How to build engagement in your weather unit:
- Build your own weather tools. It’s easy to build an anemometer, barometer, wind vane, and rain gauge. Find the directions to build these weather tools here.
- Have students collect their own weather data. Use your bulletin board space to create a place where students can record temperature, humidity, precipitation, cloud cover, and so on every day during the unit.
- Photograph weather events to create a bulletin board. If your students have cell phones or access to cell phones, challenge them to take a picture of each type of cloud before the unit is over. Have a photo contest to see who can represent the most kinds of weather in a collage.
- Learn how scientists record weather. Historical weather data is abundant and easily downloaded. Use weather data to teach graphing skills and make this a cross curricular project.
- Learn about dramatic weather. Hurricanes, hailstorms, blizzards and tornadoes are fascinating. Play videos of thunderbolts and have students research how often a person is struck by lightning in your state.

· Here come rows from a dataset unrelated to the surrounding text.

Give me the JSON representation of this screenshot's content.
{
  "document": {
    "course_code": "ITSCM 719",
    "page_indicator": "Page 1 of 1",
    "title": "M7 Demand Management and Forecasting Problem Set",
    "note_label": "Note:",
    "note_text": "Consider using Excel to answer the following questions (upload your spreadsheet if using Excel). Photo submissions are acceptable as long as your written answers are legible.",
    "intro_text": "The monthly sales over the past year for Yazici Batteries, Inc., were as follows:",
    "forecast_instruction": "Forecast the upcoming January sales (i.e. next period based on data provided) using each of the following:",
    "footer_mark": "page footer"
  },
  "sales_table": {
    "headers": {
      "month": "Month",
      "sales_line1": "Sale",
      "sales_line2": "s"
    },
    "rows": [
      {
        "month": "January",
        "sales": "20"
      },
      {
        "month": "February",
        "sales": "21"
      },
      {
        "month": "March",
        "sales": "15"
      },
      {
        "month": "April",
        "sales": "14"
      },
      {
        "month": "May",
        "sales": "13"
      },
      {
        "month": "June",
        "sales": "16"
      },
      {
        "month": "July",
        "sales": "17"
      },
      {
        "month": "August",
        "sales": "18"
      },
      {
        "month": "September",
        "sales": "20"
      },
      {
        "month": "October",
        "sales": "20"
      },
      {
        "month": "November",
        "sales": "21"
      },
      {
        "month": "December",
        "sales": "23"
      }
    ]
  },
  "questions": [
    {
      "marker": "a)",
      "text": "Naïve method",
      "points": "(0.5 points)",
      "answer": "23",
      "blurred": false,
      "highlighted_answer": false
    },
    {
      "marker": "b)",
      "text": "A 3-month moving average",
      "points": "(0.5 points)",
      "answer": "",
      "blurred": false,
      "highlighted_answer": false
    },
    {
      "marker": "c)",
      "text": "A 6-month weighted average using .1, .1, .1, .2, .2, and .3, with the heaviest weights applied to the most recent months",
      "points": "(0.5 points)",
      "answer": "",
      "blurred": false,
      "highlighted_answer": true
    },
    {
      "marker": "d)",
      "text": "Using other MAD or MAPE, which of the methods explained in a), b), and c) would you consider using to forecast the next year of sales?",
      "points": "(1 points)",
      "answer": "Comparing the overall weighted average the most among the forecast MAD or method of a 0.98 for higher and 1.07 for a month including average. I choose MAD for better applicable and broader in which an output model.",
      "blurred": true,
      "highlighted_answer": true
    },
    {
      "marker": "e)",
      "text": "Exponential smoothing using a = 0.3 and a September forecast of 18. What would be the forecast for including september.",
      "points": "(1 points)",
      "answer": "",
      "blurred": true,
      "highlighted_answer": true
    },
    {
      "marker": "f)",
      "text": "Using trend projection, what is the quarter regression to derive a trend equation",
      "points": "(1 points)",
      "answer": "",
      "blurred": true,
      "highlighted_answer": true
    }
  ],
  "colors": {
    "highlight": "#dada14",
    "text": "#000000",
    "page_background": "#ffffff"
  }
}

- Have students research weather phenomena. Most students will know how rainbows are formed, but do they know about sun dogs or lenticular clouds or dust devils? Ask students to find an image and create a slide show. Use this opportunity to teach citation skills and check two things off your list!
- Teach students how to read a weather map. Once students learn what an air mass is and how fronts are represented on maps, they’ll be able to make their own forecasts.
- Competition is good for the soul. Have students enter their weather predictions for the next day and keep track of how often they are correct on a class thermometer.
- As a culminating project, have students create their own weather report using actual data. Have them create slide shows or videos to play while they are reading their forecast.
- Make the project even more engaging by filming the weather reports using green screen technology. WeVideo.com is one inexpensive digital editing tool students can easily learn to use. There’s even a free version.
- Try this free digital escape activity. Students practice and review weather vocabulary to find clues and solve puzzles.
Many of these ideas are taken from my weather bundle which includes worksheets and hands on activities about weather graphs, maps, and tools.
Please let me know you’re here and leave me a comment to say hi!